**PROBLEM TO WORK ON:** Which lines below contain "prev"? Copy every one of them.

Dataset items:

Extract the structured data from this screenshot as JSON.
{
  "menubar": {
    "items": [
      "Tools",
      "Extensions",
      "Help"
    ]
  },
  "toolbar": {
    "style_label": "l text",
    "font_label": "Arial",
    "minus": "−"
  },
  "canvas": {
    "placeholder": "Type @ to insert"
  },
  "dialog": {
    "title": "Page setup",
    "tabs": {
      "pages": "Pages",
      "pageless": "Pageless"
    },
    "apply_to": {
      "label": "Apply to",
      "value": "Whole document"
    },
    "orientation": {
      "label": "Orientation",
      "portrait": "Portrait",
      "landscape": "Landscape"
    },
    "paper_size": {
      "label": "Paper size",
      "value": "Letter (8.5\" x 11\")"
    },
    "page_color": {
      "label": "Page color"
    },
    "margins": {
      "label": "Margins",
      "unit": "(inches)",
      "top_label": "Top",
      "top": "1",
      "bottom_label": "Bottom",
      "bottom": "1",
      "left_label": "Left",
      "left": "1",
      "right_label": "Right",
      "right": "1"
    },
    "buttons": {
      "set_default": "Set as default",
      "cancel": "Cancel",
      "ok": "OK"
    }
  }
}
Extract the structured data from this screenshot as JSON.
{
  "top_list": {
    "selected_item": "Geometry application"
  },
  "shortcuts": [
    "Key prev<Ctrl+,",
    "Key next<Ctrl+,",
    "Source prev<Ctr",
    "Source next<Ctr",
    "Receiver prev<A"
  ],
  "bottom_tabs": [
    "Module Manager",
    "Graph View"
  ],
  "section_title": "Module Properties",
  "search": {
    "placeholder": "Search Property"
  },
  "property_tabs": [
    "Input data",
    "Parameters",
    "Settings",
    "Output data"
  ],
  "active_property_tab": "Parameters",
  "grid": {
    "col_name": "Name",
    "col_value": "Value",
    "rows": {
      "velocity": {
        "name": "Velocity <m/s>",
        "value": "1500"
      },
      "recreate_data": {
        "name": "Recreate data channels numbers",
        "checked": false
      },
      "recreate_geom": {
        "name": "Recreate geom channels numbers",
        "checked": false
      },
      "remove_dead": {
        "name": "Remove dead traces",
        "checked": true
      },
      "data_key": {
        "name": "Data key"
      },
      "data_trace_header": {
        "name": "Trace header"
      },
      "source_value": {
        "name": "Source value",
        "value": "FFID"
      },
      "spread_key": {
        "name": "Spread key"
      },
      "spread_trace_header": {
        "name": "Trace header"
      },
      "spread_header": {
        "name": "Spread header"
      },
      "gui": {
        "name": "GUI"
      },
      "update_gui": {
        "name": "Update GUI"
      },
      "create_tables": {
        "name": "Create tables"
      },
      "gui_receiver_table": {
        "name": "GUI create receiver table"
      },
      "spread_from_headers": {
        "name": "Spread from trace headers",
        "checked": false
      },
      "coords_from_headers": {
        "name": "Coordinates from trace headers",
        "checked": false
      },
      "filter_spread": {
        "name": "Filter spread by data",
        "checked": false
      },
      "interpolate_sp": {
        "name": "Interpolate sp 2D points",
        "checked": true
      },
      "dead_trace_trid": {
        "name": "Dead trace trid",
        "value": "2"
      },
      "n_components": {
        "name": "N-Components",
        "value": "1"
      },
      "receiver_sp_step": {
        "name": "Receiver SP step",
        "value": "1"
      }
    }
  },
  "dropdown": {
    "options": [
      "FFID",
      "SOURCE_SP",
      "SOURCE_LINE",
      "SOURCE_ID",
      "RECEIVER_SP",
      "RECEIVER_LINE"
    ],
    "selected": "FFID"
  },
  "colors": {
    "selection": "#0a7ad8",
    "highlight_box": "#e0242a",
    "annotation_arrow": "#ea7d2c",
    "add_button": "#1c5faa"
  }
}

**PROBLEM SOLUTION:**
    "Key prev<Ctrl+,",
    "Source prev<Ctr",
    "Receiver prev<A"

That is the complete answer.